And these emails wouldn’t be announcements – they’d be stories.
Think about the most successful and best-selling book of all time: the Bible. Does the Bible provide a lot of instructions and checklists to follow? No. It teaches through stories, called parables.
These parables are simple and immediately engaging, connecting the reader to universal aspects of the human experience. Each parable packages up a small insight or “aha” moment, giving the listener both entertainment and a useful life lesson.
Toward the end of each story, after you’ve delivered a little “knowledge bomb” that makes them happy to have opened it, you mention your product. You “back in” to the product from the story you’ve just told, presenting it as a natural next step for anyone who wants more.
This is how you can sell without selling, pitch without pitching. Subscribers will actually be happy to hear what you have to offer.
5. Help people cross the “Bridge of Transformation”
This is a common trap creators fall into. We have a lot of information to offer, so we think information is what people really want. But it’s not.
Beyond the content – the tips, tactics, videos, how-to’s, tutorials, frameworks, step-by-step checklists, etc. – you are offering transformation.
A transformation is a clear, unmistakable change from one state to another. You were one kind of person before, and you are a distinctly different kind of person after. It doesn’t mean all your problems are solved. It means that your identity has made a decisive shift, and there’s no going back.
Every successful educational program includes such a transformation, even if it’s a very utilitarian subject.
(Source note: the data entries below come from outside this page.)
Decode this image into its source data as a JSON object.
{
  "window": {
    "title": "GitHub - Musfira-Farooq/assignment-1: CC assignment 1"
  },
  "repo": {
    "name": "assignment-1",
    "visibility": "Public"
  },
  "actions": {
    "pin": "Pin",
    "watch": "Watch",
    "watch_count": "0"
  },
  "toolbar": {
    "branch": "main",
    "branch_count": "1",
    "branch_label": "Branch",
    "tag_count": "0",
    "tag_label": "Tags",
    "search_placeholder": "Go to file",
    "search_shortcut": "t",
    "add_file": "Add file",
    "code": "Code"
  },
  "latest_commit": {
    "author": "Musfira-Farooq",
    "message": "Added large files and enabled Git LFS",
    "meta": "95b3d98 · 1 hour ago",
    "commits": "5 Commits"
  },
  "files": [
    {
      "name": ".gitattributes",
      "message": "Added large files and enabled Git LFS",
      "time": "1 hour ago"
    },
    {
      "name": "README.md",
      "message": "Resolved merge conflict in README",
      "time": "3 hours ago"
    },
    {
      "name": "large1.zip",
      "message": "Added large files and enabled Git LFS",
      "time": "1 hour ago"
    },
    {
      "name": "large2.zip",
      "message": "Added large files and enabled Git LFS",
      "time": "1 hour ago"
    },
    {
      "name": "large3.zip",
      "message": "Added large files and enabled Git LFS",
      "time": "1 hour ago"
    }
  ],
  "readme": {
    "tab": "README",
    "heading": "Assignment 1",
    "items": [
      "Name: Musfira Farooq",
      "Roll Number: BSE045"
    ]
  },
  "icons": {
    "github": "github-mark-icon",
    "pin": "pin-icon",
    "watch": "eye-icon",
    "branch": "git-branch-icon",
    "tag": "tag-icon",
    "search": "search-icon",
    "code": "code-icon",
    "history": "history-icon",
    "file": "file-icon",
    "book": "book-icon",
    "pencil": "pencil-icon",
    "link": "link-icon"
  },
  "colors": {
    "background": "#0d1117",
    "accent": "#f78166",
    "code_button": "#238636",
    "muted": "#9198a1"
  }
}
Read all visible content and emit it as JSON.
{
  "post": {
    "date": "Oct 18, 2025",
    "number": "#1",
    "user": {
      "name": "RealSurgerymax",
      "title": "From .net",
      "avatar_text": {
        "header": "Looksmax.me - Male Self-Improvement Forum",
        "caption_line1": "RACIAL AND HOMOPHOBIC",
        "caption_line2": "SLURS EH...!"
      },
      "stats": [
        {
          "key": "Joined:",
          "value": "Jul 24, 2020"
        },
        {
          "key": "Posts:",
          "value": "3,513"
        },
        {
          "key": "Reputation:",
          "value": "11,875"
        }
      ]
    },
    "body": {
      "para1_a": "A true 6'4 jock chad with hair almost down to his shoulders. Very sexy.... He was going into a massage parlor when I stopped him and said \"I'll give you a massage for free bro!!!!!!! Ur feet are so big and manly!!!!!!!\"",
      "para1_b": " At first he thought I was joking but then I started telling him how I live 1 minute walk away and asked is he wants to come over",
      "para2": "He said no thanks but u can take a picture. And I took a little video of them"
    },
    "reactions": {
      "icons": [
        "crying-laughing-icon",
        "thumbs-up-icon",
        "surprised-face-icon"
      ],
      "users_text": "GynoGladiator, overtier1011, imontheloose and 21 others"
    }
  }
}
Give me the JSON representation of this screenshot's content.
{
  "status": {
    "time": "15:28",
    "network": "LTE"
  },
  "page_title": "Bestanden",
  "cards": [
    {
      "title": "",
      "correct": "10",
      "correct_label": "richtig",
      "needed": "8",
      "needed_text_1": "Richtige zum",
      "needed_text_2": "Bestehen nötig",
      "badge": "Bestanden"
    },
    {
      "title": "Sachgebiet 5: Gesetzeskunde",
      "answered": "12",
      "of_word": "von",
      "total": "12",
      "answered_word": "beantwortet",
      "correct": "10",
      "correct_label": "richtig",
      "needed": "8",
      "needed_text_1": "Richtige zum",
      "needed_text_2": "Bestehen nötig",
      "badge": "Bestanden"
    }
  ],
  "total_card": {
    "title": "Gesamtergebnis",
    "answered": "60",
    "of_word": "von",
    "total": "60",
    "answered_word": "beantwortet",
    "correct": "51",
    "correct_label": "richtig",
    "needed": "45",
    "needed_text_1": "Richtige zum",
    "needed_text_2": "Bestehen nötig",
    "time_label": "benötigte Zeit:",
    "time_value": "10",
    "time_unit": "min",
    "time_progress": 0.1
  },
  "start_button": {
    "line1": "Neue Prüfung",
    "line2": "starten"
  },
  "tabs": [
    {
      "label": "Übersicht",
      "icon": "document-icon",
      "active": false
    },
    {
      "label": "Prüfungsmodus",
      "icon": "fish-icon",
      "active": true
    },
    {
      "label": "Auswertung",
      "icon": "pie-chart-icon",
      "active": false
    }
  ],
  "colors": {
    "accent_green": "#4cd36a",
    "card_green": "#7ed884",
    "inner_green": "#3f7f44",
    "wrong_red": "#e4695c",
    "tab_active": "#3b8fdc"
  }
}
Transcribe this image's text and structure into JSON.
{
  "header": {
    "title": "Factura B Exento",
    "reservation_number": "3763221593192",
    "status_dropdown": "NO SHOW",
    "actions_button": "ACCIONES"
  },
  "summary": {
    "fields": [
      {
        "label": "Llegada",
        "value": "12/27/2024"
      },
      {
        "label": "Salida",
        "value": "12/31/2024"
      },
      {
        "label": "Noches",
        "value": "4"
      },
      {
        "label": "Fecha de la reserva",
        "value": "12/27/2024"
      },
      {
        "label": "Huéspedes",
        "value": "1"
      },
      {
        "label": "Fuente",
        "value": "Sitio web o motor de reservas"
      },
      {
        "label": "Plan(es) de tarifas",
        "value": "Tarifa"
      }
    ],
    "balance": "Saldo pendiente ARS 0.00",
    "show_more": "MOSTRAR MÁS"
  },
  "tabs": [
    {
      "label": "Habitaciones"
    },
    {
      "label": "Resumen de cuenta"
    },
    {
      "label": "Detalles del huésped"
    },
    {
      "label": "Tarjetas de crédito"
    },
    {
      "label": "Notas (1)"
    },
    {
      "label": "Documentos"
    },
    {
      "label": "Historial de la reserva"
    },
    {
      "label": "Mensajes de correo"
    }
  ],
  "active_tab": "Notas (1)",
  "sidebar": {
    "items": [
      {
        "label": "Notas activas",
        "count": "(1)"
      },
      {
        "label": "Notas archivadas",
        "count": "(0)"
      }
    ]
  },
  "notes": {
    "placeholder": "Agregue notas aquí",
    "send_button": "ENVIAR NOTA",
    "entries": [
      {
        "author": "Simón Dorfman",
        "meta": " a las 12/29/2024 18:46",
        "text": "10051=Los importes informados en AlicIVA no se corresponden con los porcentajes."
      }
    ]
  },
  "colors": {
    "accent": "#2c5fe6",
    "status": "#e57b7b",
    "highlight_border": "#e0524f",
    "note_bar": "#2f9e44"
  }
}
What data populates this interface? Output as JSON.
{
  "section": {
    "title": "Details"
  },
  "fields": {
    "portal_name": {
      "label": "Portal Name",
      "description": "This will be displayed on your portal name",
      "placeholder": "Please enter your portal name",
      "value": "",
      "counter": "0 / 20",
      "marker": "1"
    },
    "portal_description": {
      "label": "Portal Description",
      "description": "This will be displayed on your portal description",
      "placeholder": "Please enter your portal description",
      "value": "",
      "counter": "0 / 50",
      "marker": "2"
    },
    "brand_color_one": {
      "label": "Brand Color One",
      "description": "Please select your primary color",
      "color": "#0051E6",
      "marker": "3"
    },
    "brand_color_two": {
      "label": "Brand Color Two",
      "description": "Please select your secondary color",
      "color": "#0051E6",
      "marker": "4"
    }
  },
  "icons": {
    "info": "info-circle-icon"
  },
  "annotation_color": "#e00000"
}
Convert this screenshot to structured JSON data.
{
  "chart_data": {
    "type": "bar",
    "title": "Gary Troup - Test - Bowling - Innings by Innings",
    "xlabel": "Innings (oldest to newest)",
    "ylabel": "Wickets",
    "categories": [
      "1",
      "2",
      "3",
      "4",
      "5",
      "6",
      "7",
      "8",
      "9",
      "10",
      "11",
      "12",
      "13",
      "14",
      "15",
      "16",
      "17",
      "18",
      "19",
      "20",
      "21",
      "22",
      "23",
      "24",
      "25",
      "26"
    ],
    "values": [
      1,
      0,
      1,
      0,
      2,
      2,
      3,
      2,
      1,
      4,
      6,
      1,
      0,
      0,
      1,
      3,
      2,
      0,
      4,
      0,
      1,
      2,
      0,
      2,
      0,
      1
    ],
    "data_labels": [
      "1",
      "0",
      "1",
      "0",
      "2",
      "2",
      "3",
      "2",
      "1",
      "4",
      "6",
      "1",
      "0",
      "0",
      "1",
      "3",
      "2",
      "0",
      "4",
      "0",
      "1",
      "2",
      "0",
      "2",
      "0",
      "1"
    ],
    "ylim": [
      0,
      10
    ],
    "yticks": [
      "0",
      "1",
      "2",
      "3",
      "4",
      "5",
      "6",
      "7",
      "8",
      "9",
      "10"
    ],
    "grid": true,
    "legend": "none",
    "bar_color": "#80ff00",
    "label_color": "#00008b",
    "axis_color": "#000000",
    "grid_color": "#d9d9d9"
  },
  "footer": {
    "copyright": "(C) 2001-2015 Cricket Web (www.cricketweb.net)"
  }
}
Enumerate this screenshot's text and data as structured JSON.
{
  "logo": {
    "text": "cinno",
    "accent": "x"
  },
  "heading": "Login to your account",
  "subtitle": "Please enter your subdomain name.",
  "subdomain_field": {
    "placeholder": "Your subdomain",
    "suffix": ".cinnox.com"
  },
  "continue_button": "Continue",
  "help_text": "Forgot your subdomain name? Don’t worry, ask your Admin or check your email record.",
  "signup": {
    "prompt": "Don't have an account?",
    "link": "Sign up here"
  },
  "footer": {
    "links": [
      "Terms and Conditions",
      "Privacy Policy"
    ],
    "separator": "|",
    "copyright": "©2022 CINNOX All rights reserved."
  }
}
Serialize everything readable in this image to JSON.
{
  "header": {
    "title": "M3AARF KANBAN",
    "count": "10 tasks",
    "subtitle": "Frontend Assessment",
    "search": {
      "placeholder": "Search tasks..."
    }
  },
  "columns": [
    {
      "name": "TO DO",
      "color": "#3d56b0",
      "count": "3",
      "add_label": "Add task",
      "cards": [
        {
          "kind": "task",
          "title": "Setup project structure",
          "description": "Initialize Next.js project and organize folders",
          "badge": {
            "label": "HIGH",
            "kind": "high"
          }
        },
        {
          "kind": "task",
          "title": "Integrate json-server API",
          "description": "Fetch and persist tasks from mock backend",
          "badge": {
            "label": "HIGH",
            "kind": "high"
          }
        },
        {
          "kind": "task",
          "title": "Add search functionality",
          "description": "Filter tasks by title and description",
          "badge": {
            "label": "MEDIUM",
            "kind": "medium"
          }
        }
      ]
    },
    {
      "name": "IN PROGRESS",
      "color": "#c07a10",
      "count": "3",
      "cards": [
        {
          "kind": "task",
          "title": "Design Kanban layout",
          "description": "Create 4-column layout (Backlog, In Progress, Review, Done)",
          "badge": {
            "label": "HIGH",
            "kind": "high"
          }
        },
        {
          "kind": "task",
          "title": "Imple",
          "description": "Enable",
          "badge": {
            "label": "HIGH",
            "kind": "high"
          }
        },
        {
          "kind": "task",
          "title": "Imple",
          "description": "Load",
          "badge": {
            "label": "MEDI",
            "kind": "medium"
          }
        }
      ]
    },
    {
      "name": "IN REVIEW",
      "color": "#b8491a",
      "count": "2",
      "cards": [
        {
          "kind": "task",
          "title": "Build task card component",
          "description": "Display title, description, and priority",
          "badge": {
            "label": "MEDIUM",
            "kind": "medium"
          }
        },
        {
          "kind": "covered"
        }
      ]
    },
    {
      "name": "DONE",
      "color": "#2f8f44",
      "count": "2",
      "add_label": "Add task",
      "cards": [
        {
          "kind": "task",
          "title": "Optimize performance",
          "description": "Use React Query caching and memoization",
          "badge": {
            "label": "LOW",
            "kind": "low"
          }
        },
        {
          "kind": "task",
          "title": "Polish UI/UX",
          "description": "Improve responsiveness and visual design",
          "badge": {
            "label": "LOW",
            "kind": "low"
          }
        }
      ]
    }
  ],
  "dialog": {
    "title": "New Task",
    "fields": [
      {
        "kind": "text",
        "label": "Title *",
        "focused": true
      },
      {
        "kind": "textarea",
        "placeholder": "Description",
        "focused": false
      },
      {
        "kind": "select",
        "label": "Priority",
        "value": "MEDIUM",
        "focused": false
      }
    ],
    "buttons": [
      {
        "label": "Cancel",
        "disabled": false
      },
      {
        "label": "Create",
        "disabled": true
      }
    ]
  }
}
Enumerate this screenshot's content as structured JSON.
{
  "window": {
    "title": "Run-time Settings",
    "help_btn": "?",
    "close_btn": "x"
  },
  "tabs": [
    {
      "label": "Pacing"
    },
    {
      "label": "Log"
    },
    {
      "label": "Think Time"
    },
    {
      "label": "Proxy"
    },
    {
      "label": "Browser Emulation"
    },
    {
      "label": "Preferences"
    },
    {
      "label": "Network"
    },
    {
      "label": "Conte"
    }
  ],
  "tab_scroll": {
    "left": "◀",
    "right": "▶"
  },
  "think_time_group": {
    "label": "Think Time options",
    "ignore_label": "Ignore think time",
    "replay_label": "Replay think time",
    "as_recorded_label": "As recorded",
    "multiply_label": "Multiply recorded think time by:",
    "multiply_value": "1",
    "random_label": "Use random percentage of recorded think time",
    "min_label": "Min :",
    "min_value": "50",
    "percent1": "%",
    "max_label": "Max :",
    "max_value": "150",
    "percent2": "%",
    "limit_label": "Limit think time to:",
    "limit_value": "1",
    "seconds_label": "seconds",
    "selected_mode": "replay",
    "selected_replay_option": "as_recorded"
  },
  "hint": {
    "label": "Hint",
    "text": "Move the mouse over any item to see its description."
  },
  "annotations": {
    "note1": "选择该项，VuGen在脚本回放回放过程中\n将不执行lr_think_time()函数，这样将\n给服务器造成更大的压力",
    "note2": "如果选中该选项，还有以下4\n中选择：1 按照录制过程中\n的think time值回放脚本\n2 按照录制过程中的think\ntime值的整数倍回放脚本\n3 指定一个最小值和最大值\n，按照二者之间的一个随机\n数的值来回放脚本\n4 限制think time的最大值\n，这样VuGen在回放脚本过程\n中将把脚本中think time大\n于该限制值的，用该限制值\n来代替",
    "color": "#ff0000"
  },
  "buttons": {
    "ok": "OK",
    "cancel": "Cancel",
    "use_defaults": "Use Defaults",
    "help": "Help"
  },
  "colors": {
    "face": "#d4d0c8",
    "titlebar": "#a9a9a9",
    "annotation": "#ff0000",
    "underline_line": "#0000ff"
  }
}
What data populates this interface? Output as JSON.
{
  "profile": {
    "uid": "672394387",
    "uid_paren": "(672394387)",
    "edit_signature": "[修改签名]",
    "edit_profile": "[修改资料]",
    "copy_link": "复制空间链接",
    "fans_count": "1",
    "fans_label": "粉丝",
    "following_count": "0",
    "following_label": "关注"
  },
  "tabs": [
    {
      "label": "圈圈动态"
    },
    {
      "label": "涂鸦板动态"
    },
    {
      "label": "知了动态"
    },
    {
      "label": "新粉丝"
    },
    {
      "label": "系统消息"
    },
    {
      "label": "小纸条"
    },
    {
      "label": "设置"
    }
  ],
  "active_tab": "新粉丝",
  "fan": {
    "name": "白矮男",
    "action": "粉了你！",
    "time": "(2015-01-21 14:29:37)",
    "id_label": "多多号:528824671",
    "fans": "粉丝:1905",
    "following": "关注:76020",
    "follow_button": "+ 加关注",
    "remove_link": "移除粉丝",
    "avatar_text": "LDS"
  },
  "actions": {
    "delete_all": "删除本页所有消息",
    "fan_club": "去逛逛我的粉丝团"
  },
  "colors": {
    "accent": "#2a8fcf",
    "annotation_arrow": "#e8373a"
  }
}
And even if it’s not explicitly called out.
Transformation is the essence of learning. If there is no transformation, then all you’re doing is giving people a massive data dump,hoping they figure it out for themselves.
Woven through the Keystone Accelerator is this theme of spotlighting the transformation. Identifying it, talking about it, linking back all your testimonials and promises and learning objectives to it.
When you create your Five Lightbulbs Messaging Map, you’ll have your customer’s journey mapped out.
It’s tremendously helpful to know what “Bridge of Transformation” you are leading people across, because then you know what actually needs to be in your product or service (everything needed to get students across), and what you can leave out (anything that’s not absolutely necessary).
It’s also tremendously powerful to explicitly communicate that transformation to your prospects. It is the question they don’t know they need the answer to.
For myself, we identified that “having a Second Brain” was the clear before-and-after shift. Which gave me the clarity to continually ask “How do we help people determine when they’ve crossed the bridge and built their Second Brain?”
That question led to dozens of changes, and new features, and eliminated content that wasn’t truly moving people forward on that journey.
A product is a bridge from who they are now to who they want to be. How much they are willing to invest depends on how quickly, reliably, and painlessly you can help them cross that bridge.
Ask yourself: What will they be able to have, feel, do, or be after using your product? What will be possible? What will be within reach? What will their daily experience of life be like?
I hope you found these lessons valuable. They are just the very tip of the iceberg of what I gained from Billy’s training.
In my next email, I’ll give Billy Broas, the creator and lead instructor of the Keystone Accelerator, a proper introduction.
By now, you’re probably curious about who he is and where he comes from. And it’s essential to know who you’ll be learning from and how he’s come to these realizations.